** Opening MATERIAL FOR THIS EXERCISE block **

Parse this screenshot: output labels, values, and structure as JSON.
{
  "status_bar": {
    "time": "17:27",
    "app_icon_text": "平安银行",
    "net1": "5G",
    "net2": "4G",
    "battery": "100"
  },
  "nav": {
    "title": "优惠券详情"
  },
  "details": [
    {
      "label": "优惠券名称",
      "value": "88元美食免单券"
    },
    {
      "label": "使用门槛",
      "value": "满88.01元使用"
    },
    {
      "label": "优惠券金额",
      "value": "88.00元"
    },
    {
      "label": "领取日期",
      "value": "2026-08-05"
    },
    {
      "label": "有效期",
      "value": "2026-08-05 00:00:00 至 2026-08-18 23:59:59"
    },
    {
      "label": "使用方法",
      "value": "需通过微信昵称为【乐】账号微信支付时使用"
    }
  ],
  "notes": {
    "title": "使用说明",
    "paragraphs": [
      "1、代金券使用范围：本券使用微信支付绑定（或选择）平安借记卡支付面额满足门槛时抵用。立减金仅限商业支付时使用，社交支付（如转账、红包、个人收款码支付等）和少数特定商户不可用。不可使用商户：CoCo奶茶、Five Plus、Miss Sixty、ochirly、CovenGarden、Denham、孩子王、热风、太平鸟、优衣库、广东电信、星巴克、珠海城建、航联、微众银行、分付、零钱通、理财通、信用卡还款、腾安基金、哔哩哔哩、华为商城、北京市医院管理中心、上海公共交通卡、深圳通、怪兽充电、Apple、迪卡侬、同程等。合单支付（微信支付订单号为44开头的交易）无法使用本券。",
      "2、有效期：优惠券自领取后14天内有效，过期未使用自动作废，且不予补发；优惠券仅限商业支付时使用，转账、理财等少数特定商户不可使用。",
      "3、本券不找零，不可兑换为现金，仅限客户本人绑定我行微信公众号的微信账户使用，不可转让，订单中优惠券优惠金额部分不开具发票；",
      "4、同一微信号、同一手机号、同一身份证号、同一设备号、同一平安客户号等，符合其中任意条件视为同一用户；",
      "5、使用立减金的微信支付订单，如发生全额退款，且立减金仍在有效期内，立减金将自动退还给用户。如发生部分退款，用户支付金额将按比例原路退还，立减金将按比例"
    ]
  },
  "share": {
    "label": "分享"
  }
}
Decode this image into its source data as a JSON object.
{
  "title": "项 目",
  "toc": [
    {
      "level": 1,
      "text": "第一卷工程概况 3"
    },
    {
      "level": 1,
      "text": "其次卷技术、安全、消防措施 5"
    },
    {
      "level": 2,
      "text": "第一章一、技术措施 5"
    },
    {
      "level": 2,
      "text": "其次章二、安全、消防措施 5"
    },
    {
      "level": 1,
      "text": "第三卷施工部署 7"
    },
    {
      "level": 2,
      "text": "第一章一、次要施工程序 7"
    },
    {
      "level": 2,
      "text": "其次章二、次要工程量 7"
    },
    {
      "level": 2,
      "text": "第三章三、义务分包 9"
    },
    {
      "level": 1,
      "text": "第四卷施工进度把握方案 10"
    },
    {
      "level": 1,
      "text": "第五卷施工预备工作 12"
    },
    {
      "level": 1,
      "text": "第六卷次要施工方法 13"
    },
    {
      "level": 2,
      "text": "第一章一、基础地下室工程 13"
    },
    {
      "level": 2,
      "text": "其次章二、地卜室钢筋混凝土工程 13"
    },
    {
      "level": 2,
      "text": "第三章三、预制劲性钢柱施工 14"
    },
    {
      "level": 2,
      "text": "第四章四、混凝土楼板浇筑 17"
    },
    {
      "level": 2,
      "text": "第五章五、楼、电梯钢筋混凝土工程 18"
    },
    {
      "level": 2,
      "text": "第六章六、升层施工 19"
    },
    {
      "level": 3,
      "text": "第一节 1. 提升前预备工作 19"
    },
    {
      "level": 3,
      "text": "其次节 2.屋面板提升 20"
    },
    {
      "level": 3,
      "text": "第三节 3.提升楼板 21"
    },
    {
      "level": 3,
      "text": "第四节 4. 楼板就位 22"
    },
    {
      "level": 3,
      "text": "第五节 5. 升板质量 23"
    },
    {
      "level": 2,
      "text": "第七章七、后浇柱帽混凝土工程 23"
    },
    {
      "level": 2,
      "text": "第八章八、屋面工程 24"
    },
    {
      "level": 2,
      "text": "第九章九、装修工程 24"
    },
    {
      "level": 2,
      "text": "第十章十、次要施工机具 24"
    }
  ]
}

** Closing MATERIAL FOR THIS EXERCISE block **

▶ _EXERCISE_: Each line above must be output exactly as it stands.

▶ _THE COMPLETED TASK_:
Parse this screenshot: output labels, values, and structure as JSON.
{
  "status_bar": {
    "time": "17:27",
    "app_icon_text": "平安银行",
    "net1": "5G",
    "net2": "4G",
    "battery": "100"
  },
  "nav": {
    "title": "优惠券详情"
  },
  "details": [
    {
      "label": "优惠券名称",
      "value": "88元美食免单券"
    },
    {
      "label": "使用门槛",
      "value": "满88.01元使用"
    },
    {
      "label": "优惠券金额",
      "value": "88.00元"
    },
    {
      "label": "领取日期",
      "value": "2026-08-05"
    },
    {
      "label": "有效期",
      "value": "2026-08-05 00:00:00 至 2026-08-18 23:59:59"
    },
    {
      "label": "使用方法",
      "value": "需通过微信昵称为【乐】账号微信支付时使用"
    }
  ],
  "notes": {
    "title": "使用说明",
    "paragraphs": [
      "1、代金券使用范围：本券使用微信支付绑定（或选择）平安借记卡支付面额满足门槛时抵用。立减金仅限商业支付时使用，社交支付（如转账、红包、个人收款码支付等）和少数特定商户不可用。不可使用商户：CoCo奶茶、Five Plus、Miss Sixty、ochirly、CovenGarden、Denham、孩子王、热风、太平鸟、优衣库、广东电信、星巴克、珠海城建、航联、微众银行、分付、零钱通、理财通、信用卡还款、腾安基金、哔哩哔哩、华为商城、北京市医院管理中心、上海公共交通卡、深圳通、怪兽充电、Apple、迪卡侬、同程等。合单支付（微信支付订单号为44开头的交易）无法使用本券。",
      "2、有效期：优惠券自领取后14天内有效，过期未使用自动作废，且不予补发；优惠券仅限商业支付时使用，转账、理财等少数特定商户不可使用。",
      "3、本券不找零，不可兑换为现金，仅限客户本人绑定我行微信公众号的微信账户使用，不可转让，订单中优惠券优惠金额部分不开具发票；",
      "4、同一微信号、同一手机号、同一身份证号、同一设备号、同一平安客户号等，符合其中任意条件视为同一用户；",
      "5、使用立减金的微信支付订单，如发生全额退款，且立减金仍在有效期内，立减金将自动退还给用户。如发生部分退款，用户支付金额将按比例原路退还，立减金将按比例"
    ]
  },
  "share": {
    "label": "分享"
  }
}
Decode this image into its source data as a JSON object.
{
  "title": "项 目",
  "toc": [
    {
      "level": 1,
      "text": "第一卷工程概况 3"
    },
    {
      "level": 1,
      "text": "其次卷技术、安全、消防措施 5"
    },
    {
      "level": 2,
      "text": "第一章一、技术措施 5"
    },
    {
      "level": 2,
      "text": "其次章二、安全、消防措施 5"
    },
    {
      "level": 1,
      "text": "第三卷施工部署 7"
    },
    {
      "level": 2,
      "text": "第一章一、次要施工程序 7"
    },
    {
      "level": 2,
      "text": "其次章二、次要工程量 7"
    },
    {
      "level": 2,
      "text": "第三章三、义务分包 9"
    },
    {
      "level": 1,
      "text": "第四卷施工进度把握方案 10"
    },
    {
      "level": 1,
      "text": "第五卷施工预备工作 12"
    },
    {
      "level": 1,
      "text": "第六卷次要施工方法 13"
    },
    {
      "level": 2,
      "text": "第一章一、基础地下室工程 13"
    },
    {
      "level": 2,
      "text": "其次章二、地卜室钢筋混凝土工程 13"
    },
    {
      "level": 2,
      "text": "第三章三、预制劲性钢柱施工 14"
    },
    {
      "level": 2,
      "text": "第四章四、混凝土楼板浇筑 17"
    },
    {
      "level": 2,
      "text": "第五章五、楼、电梯钢筋混凝土工程 18"
    },
    {
      "level": 2,
      "text": "第六章六、升层施工 19"
    },
    {
      "level": 3,
      "text": "第一节 1. 提升前预备工作 19"
    },
    {
      "level": 3,
      "text": "其次节 2.屋面板提升 20"
    },
    {
      "level": 3,
      "text": "第三节 3.提升楼板 21"
    },
    {
      "level": 3,
      "text": "第四节 4. 楼板就位 22"
    },
    {
      "level": 3,
      "text": "第五节 5. 升板质量 23"
    },
    {
      "level": 2,
      "text": "第七章七、后浇柱帽混凝土工程 23"
    },
    {
      "level": 2,
      "text": "第八章八、屋面工程 24"
    },
    {
      "level": 2,
      "text": "第九章九、装修工程 24"
    },
    {
      "level": 2,
      "text": "第十章十、次要施工机具 24"
    }
  ]
}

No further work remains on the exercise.